said, that, although many honourable members had changed their opinion on the present measure, he was not one of them. He had listened with the greatest attention to the arguments in favour of the bill, but they had failed to make any impression on him. It had been said, that both his majesty's ministers and his majesty's Opposition had combined to form the late majority. He did not attribute to either any hostility to agriculture. But there were others who had contributed to swell that majority, whose protection he did not much value. He meant the advocates for free trade; and, worse than all, the political economists. The hon. member for Bridgenorth had given the House a detailed essay on political economy; but he had heard so much of political economy as connected with the corn question, that without any objection to the men, he was heartily sick of political economists altogether, and he wished them no further harm than that a clause should be inserted in the present bill, enacting that every vessel laden with foreign corn destined for this country should take back, instead of ballast, a cargo of political economists. It was all very fine for his hon. friend to talk of the benefit which the country would derive from cheap bread; but, if his hon. friend were in a country where the bread was only 3d. a loaf, and he had but a penny to buy it, he would derive very little benefit from his doctrine of cheap bread, and would soon wish himself back amongst the electors of Bridgenorth. Whenever this law passed, it would have the effect of stimulating foreigners to bring land into cultivation, which would otherwise lie neglected. Thousands and thousands of acres of poor land would thus be brought into competition with the poor lands of this country; and he must be a bold and long-sighted man who could tell at what low price foreign corn could be sold here. In conclusion, he must say, that not having heard any thing in the arguments of this evening to induce him to alter the opinion he had before expressed, he would oppose the second reading of the bill.

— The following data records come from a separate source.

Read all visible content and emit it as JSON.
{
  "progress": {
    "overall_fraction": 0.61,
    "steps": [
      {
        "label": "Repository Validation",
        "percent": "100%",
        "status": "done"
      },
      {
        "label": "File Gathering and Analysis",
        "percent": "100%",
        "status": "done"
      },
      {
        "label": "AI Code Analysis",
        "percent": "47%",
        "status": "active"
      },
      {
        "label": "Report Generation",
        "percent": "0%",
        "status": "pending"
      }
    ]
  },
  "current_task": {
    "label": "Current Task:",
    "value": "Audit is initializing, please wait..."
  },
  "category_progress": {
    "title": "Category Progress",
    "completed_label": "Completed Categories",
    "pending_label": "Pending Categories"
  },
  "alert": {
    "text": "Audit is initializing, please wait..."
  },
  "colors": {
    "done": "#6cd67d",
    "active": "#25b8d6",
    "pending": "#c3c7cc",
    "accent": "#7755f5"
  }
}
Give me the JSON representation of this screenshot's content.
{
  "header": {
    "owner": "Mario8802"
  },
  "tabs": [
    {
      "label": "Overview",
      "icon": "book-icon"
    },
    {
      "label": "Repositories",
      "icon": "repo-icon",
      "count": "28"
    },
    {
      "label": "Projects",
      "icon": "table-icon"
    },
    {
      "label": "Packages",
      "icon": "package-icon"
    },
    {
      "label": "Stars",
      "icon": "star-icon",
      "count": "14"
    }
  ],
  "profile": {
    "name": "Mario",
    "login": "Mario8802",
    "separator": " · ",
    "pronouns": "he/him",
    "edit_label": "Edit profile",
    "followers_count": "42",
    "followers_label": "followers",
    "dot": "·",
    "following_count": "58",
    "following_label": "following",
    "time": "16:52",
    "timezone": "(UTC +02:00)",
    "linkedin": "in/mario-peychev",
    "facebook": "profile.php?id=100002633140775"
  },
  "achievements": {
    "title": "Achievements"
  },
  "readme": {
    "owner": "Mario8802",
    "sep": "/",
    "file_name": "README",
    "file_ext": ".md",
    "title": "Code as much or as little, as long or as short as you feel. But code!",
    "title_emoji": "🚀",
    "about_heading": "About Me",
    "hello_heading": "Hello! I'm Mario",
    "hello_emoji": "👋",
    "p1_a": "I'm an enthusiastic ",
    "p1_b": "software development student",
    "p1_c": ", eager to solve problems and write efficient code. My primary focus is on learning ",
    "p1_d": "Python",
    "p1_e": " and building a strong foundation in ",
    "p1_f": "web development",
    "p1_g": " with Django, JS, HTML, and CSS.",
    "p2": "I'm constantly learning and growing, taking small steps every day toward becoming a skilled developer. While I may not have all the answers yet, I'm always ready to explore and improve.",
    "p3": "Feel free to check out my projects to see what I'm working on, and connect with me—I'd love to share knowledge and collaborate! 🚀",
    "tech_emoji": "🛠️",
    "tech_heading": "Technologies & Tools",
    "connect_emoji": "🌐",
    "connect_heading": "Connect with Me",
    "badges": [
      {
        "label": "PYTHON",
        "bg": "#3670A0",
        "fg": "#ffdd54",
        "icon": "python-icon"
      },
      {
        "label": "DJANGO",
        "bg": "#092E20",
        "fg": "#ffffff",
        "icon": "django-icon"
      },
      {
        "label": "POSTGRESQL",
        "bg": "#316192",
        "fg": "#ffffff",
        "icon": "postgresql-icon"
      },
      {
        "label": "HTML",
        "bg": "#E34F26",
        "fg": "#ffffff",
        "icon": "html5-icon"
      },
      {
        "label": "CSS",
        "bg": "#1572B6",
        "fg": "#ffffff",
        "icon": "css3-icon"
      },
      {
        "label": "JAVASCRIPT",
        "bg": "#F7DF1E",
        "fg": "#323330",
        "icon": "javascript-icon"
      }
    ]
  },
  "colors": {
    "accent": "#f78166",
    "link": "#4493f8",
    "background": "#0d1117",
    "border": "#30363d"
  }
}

The House then divided: For the second reading 243; For the amendment 78.— Majority 165.

List of the Minority.
Alcock, T. Kavanagh, T.
Antrobus, G. C. King, sir J. D.
Arbuthnot, hon. H. King, hon. R.
Ashurst, W. H. Lennox, lord G.
Balfour, J. Lopes, sir M.
Bankes, H.? Macqueen, T. P.
Bastard, E. P. Maitland, lord
Bell, M. Maitland, hon. A.
Blandford, lord Manners, lord C.
Brudenell, lord Morland, sir S. B.
Buxton, J. J. Northcote, S.
Chandos, lord Palmer, R.
Chaplin, T. Pelham, C.
Chichester, A. Philips, R. B.
Clinton, C. F. Pitt, J.
Clive, lord Pollen, sir J.
Clive, hon. R. Powell, E. H.
Clive, H. Pryse, P.
Curteis, E. J. Rickford, W.
Davenport, D. Rogers, E.
Dundas, C. Sibthorp, col.
East, sir E. H. Smith, hon. R.
Egerton, W. Smith, C.
Fane, J. Smyth, sir G. H.
Fellowes, W. Sotheron, admiral
Fleming, J. Talmash, F.
Foley, E. Tennyson, C.
French, A. Uxbridge, lord
Gooch, sir T. Vaughan, sir R.
Gordon, hon. W. Webb, E.
Gordon, R. Wells, J.
Guise, sir B. W. Wemyss, capt.
Harvey, sir J. Western, C. C.
Hay, lord John Wodehouse, E.
Heneage, G. P. Wood, T.
Heron, sir R. Wyndham, W.
Honywood, W. P. TELLERS.
Hotham, lord
Houldsworth, T. Knatchbull, sir E.
Ingilby, sir W. Lethbridge, sir T. B.